Perhaps even more important than increased exports resulting from a lower exchange rate would be a corresponding drop in imports. Higher prices for imports, especially as a result of a much lower pound, would strongly encourage the production of goods within the UK which had previously been imported. The same would apply to services. Holidays abroad for UK residents - which count as imports - would become more expensive, thus encouraging people not to have holidays overseas - and I, amongst many others, believe that this is a price which has to be paid for making the economy more competitive. Correspondingly, however, foreign tourism in the UK is likely to increase substantially.

It is sometimes claimed that the UK economy, in its weakened state and with its reliance on housing and services is incapable of responding to price and profitability signals. This is extremely unlikely to be true for all of the following reasons:

Despite the fact that we still have a large visible trade deficit, UK exports have grown substantially since the exchange rate was lowered in 2007/2009. Between 2009 and 2012 UK exports of goods rose 31% by value and 17% by volume. This certainly shows that expansion of sales abroad is possible. Unfortunately, imports of goods also rose over the same period by 31% and 15% by volume but from a higher base, so the visible deficit grew larger rather than becoming smaller.

At £1.00 equals a little over $1.00, however, the picture would change dramatically. The problem is that at £1.00 equals $1.70, import substitution on any sufficient scale is not worthwhile. With the exchange rate a third lower than it is now, much of the light manufacturing which relocated along the Pacific Rim as we de-industrialised would become more economical to locate again within the UK. Most light industrial production - such as injection moulding, metal pressing, fabrication and assembly - involves processes which are relatively easy to establish, and machinery, equipment and raw materials which are readily available on world markets. This is why re-establishing the UK as a manufacturing base would enable the economy to grow at 4% to 5% per annum as unemployment fell towards perhaps no more than 3%.

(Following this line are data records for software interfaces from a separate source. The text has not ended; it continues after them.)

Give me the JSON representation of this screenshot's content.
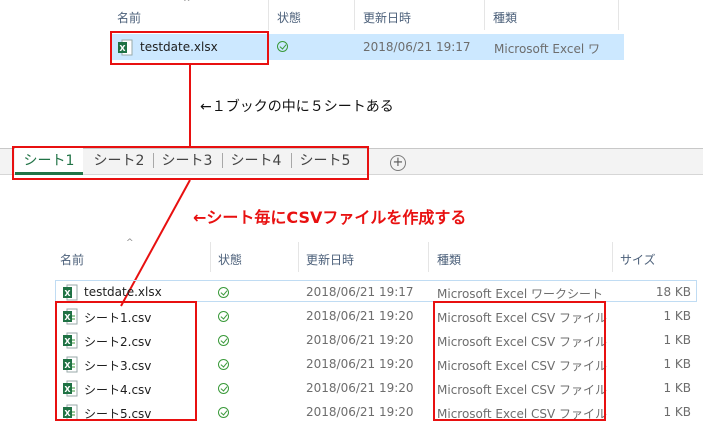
{
  "top_explorer": {
    "columns": [
      "名前",
      "状態",
      "更新日時",
      "種類"
    ],
    "row": {
      "name": "testdate.xlsx",
      "date": "2018/06/21 19:17",
      "type": "Microsoft Excel ワ"
    }
  },
  "annotation_1": "←１ブックの中に５シートある",
  "sheet_tabs": [
    "シート1",
    "シート2",
    "シート3",
    "シート4",
    "シート5"
  ],
  "annotation_2": "←シート毎にCSVファイルを作成する",
  "bottom_explorer": {
    "columns": [
      "名前",
      "状態",
      "更新日時",
      "種類",
      "サイズ"
    ],
    "rows": [
      {
        "name": "testdate.xlsx",
        "date": "2018/06/21 19:17",
        "type": "Microsoft Excel ワークシート",
        "size": "18 KB"
      },
      {
        "name": "シート1.csv",
        "date": "2018/06/21 19:20",
        "type": "Microsoft Excel CSV ファイル",
        "size": "1 KB"
      },
      {
        "name": "シート2.csv",
        "date": "2018/06/21 19:20",
        "type": "Microsoft Excel CSV ファイル",
        "size": "1 KB"
      },
      {
        "name": "シート3.csv",
        "date": "2018/06/21 19:20",
        "type": "Microsoft Excel CSV ファイル",
        "size": "1 KB"
      },
      {
        "name": "シート4.csv",
        "date": "2018/06/21 19:20",
        "type": "Microsoft Excel CSV ファイル",
        "size": "1 KB"
      },
      {
        "name": "シート5.csv",
        "date": "2018/06/21 19:20",
        "type": "Microsoft Excel CSV ファイル",
        "size": "1 KB"
      }
    ]
  },
  "colors": {
    "annotation_red": "#e81010",
    "selection": "#cce8ff",
    "active_tab_text": "#217346"
  }
}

The path back to sustainable prosperity for the UK therefore lies both in increased exports and import substitution, covering both goods and services. In 2013 our foreign payments deficit was £67bn - running at 5.5% of GDP by the second half of the year. £27bn of this sum was our trade deficit, another £27bn by transfers abroad and a further £17bn was net income from aboard, which has now turned negative. If the economy is expanded strongly, imports are bound to rise. This is why a very substantial increase in exports and a strong move towards import substitution will be needed - all made possible by a lower exchange rate - to cater for the needs engendered by much more rapid growth.

Is all this possible? Emphatically, it is. None of the standard objections to managing our exchange rate down stand up to close scrutiny. The reason we stick to a grossly over-valued pound has nothing to do with the impossibility of changing its external value and everything to do with the fact that our politicians, civil servants, commentators and academia are wedded to views on economics which are wholly out of kilter with what really needs to be done.

Targeting inflation at 2% is not by a very long chalk the primary economic objective. Making sure that the exchange rate is at a competitive level is far, far more important. Until opinion changes, we will be condemned to little economic growth, stagnant living standards, overstrained public resources, an unfundable Welfare State, a pensions crisis, rising inequality both regionally and between socio-economic groups, mounting unemployment and declining international significance.

Of course, a competitive pound is not a solution on its own. Many supply side policies will be needed to complement what needs to be done by making the UK economy more competitive internationally. The crucial point about the exchange rate, however, is that without getting this at the right level, no other mix of policies will work. This is the crucial perception which our policy makers need to take on board.